DECEMBER 2019-JANUARY 2020: I believe the rythm of raspando is in our bones. It is the way we make food. The way we make art. The way we make magic. I love this clip because my Dad's hands are my favorite. He is so strong but the biggest teddy bear I know. At the end you can hear him singing along to Never Too Much by Luther Vandross. I like this as an example of what it means to be Boricua here. I grew up listening to as much Gran Combo as Mos Def and Luther Vandross and so. much. Disco.
DECEMBER 2019: I am thinking a lot about transitions. About how much weight and pressure we place on the New Year. I'm also thinking about the ways that cultures transgress transitions marked by dominant cultures. I'm thinking about how our dominant culture at this moment demands that we stop celebrating miracles- like the miracle of our existence and our resilience -after Christmas is over. And yet we choose to celebrate miracles well into January. We continue to gather with music and rich foods in our homes. I'm thinking about how much of that is slowly disappearing and reappearing wearing different clothes. How my family no longer celebrates Dia de los Reyes but we keep our decorations up. I'm also thinking about my own transitions as a Latina who stayed at home "like you're supposed to" and is transitioning out with the new year. I'm thinking about how hard this is for those closest to me and how silly that might seem to others. It's moments like this that remind me that I am a child of immigrants. That despite how much we like to distance ourselves from migrations by using phrases like "first generation" or "second generation" but the mancha is still there. I used to want to wash it away so badly, but now I wear it with pride. It's transitions like this that can also make me feel translucent. It reminds me that I am not here with my own thoughts or plans or dreams but surrounded by ancestors whose waves of movement are still emanating today. I am still reacting to and with their thoughts and plans and dreams. And how liberating that can be. I am not in this alone.

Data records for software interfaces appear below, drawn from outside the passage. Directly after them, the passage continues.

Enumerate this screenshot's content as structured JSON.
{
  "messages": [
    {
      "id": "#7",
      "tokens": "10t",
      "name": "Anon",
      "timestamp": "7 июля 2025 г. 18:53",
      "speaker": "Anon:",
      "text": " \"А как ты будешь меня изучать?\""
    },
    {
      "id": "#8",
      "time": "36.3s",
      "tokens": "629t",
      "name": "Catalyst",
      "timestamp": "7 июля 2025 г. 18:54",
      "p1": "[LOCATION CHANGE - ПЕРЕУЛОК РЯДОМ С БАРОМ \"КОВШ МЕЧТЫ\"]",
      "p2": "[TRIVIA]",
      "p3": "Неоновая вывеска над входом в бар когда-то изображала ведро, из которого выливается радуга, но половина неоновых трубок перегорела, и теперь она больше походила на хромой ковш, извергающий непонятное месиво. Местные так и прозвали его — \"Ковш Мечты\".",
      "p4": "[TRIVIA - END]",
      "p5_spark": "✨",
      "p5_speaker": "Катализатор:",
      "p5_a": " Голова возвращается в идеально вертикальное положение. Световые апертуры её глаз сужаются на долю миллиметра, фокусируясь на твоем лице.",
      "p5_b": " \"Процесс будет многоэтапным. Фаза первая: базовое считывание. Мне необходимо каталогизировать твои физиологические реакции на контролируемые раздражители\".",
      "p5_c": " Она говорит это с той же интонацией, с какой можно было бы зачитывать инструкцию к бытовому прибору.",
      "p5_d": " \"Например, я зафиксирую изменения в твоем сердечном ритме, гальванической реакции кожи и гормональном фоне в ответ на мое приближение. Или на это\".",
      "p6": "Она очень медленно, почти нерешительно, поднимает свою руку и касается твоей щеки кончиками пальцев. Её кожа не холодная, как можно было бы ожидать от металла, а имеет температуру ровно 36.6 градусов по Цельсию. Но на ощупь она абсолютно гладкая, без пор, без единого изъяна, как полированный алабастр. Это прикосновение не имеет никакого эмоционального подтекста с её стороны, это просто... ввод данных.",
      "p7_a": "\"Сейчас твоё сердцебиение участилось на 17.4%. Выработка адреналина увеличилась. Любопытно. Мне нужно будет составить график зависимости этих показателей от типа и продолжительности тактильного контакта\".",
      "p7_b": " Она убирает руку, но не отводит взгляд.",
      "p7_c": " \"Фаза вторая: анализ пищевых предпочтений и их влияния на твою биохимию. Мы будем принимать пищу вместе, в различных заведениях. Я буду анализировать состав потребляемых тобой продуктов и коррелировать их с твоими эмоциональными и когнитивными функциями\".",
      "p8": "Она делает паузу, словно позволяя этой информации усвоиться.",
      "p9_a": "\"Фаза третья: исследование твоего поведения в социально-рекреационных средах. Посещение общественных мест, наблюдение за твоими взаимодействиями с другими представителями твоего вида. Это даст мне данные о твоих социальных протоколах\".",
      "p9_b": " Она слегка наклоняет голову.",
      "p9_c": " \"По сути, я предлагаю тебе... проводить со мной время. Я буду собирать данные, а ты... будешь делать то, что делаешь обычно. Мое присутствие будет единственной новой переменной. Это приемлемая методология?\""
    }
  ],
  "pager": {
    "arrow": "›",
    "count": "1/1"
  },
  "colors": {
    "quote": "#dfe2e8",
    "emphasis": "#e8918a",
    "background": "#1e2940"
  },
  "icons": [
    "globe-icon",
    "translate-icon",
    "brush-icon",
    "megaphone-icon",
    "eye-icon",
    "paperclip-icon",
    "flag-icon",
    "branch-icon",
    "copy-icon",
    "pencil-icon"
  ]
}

NOVEMBER-DECEMBER 2019: Pasteles are like Oro. They are precious. They take time. They are a cultural currency. We make them in the holiday and our kitchens fill with ancient aromas calling back to our Taino Yucayekes. The mancha the platano leaves on our skin, brown and revealing the lines etched at birth and over time, also stains our hands with a smell so close to the earth you'd think you can remember as far back as Boriken can take you. To canoes and nails caked in dirt as you harvest your yuca and calabaza and yautia. My family tries to uphold this tradition every year. As we know, with assimilation and time, with colonialism and persistent colonization of Boriken, with distance and el charco, we sometimes forget to remember how important this tradition is. This is the first day I was able to start to use my camera to document how we make home here. It has me thinking about the way that time is like paper or perhaps string. Sometimes bending so that two seemingly incongruous points can touch. Our pasteles meeting with a digital camera and then shared online. It also has me thinking about how this is a tradition rooted in colonialism too. How bloodshed, conquistadors, and violence stain our traditions in the same way the achiote stains the parchment gold. As much as I may want to rewrite this tradition as indigenous, I can't. It would be causing more harm inscribing a false history to a people still alive, still thriving, still hiding and protecting themselves from distortion. It reminds me of the multitudes I hold. How many homes I've had and are yet to come. The next phase of this work (besides adding more photos as I edit them) is to start sharing the perspectives of my family, whose hands are pictured here doing the work centuries of Almanzar's, y Santos', y Lugo's, y Montilla's, y Cruz's, y mas y mas y mas.